Reporter David Goren has long followed these stations from his Brooklyn home. He paints an audio portrait of their world, drawn from the culture of the street. Vivid soundscapes emerge from tangled clouds of invisible signals, nurturing immigrant communities struggling for a foothold in the big city.
With thanks to KCRW and the Lost Notes Podcast episode Outlaws of the Airwaves: The Rise of Pirate Radio Station WBAD.
Many thanks to an SWLing Post reader who shares the following letter by FCC Commissioner Michael O’RieIly to NYC representatives regarding pirate radio operators.
This passage is of particular interest–I put one statement in bold:

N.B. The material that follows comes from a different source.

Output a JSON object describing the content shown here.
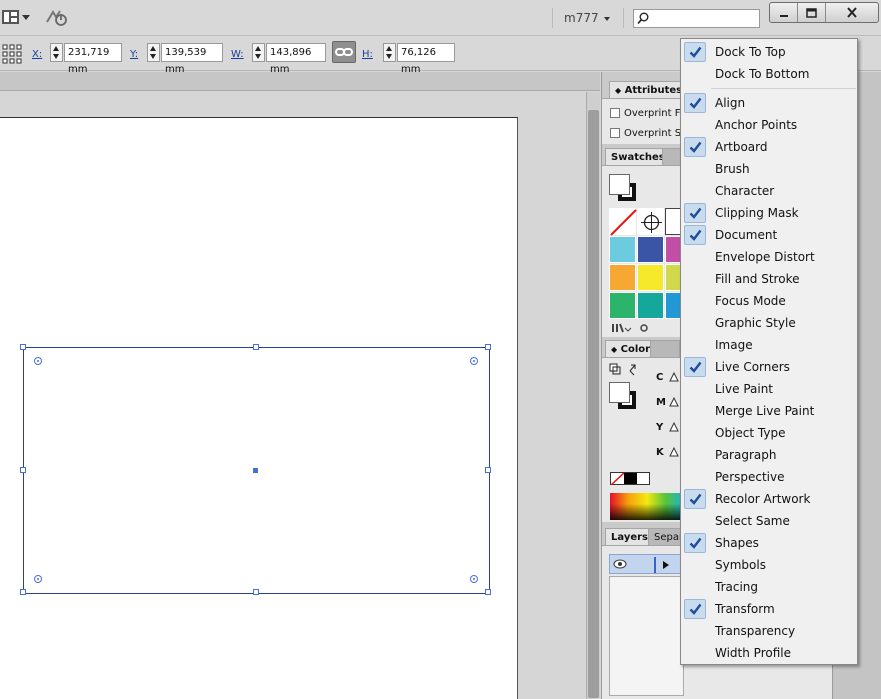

“Since your Congressional district is located within or near the most prolific market for pirate radio, I wanted to seek your direct assistance on the issue. Specifically, I respectfully request that you discourage any of your constituents in the greater New York City radio market from facilitating pirate radio activities in any way, including participating in pirate operations, advertising with such “stations,” housing or leasing space to pirate operators, or tuning in to these harmful broadcasts. finally, I would appreciate any information that you or your staff would be willing to share regarding the location of known pirate operations, which will be swiftly directed to the Commission’s Enforcement Bureau for action.”
FCC fines Amateur Radio licensee $25,000 for operating unlicensed FM station
ARRL reports in an FCC Enforcement Bureau case going back to early 2015, a Paterson, New Jersey, Amateur Radio licensee has been penalized in the amount of $25,000 for allegedly continuing to operate an unlicensed FM radio station
The FCC issued a Forfeiture Order on October 30 to Winston A. Tulloch, KC2ALN, a General class licensee. The fine followed an April 2018 Notice of Apparent Liability for Forfeiture (NAL) issued to Tulloch for alleged “willful and repeated violation” of Section 301 of the Communications Act of 1934, as amended, by operating an unlicensed FM radio station on 90.9 MHz in Paterson. Tulloch did not respond to the NAL, the FCC indicated.
“Commission action in this area is essential because unlicensed radio stations do not broadcast Emergency Alert Service messages and therefore create a public safety hazard for their listener,” the FCC said in the Forfeiture Order. “Moreover, unlicensed radio stations create a danger of interference to licensed communications and undermine the Commission’s authority over broadcast radio operations.”